In their filings, both Apple and AT&T disputed the lawsuit's charges that they misrepresented the device's performance on AT&T's 3G network and said the case ought to be taken up outside of court. They said doing so would comply with AT&T's user agreement, which stipulates that handset complaints would be handled in an arbitration process.
AT&T added in court documents that its arbitration process has been cited by at least one legal expert as excessively generous and open.
The latest twist in the iPhone 3G's legal travails comes as the holiday buying season arrives in full force -- amid a depressed economic climate that has carriers and handset makers worried about end-of-year revenue. Last week, AT&T said that it would lay off 12,000 in a reorganization effort to save money. At the same time, however, the company said it is still banking on its wireless business remaining one of its healthiest.
The suit, filed Sept. 29 by Avi Koschitzki in New York State Supreme Court, initially alleged that Apple and AT&T misrepresented the device's speed on the carrier's network.
Koschitzki's lawyers, who did not return calls by press time, amended the complaint on Nov. 12 to include a claim that the iPhone's casing cracks too easily. The plaintiffs seek statutory, compensatory and punitive damages and want a jury trial.
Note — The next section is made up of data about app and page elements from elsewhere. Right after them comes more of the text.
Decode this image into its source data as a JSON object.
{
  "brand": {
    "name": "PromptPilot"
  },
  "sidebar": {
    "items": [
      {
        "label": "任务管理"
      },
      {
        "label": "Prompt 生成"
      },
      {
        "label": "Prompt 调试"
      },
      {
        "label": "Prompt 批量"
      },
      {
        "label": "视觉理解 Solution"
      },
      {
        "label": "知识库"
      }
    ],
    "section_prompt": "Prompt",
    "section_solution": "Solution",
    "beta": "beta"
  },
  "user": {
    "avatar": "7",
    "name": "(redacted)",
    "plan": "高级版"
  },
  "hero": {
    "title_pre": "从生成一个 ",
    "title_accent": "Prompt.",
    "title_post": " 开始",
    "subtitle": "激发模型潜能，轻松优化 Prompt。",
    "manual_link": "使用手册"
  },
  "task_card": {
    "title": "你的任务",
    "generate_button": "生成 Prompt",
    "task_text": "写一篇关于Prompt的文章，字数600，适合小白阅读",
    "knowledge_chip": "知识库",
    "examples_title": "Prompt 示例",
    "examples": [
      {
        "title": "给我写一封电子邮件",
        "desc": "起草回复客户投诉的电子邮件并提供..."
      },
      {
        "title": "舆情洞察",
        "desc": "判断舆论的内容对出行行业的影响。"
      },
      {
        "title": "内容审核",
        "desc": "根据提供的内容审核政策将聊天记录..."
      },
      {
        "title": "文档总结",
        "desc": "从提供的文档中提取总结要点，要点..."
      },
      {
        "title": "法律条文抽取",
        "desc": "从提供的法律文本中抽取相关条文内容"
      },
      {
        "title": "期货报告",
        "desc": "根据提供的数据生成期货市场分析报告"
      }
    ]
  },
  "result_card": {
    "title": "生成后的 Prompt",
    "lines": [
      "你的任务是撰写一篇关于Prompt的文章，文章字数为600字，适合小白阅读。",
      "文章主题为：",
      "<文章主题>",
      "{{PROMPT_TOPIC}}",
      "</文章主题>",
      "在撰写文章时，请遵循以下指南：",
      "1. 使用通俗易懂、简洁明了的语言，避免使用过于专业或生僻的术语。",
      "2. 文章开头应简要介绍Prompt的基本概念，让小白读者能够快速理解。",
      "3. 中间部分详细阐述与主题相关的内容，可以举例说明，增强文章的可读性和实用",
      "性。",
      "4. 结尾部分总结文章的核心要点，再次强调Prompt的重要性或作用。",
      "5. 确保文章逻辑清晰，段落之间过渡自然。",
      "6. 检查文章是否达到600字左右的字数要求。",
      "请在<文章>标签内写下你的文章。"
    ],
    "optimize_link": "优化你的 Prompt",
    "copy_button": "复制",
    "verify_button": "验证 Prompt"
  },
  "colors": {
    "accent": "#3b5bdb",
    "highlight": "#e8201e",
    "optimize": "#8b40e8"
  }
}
Current court documents do not include a timeline for Koschitzki's attorneys to respond to the arbitration and dismissal request.
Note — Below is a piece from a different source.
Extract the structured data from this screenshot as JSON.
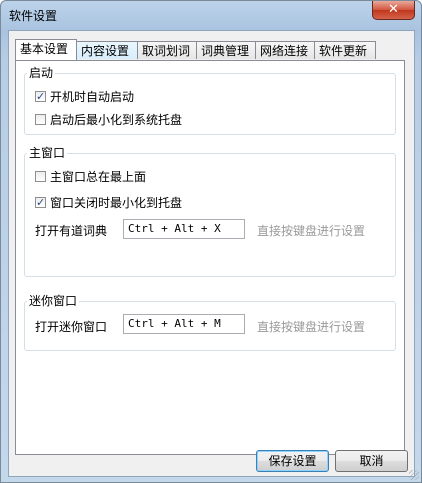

Apple and AT&T did not respond with comments by press time. Both companies have told InternetNews.com they do not comment on pending legal action.
Since the iPhone 3G's debut in June, there has been a smattering of court actions claiming faulty network connectivity issues. The New York suit is the lone lawsuit that includes AT&T as a defendant.
Two Alabama residents filed suit in last August claiming the smartphone does not fulfill promised performance and connectivity expectations. The court has since dismissed two of their three lawsuit claims but ruled the plaintiffs can move forward to seek compensation for what they claim are faulty devices.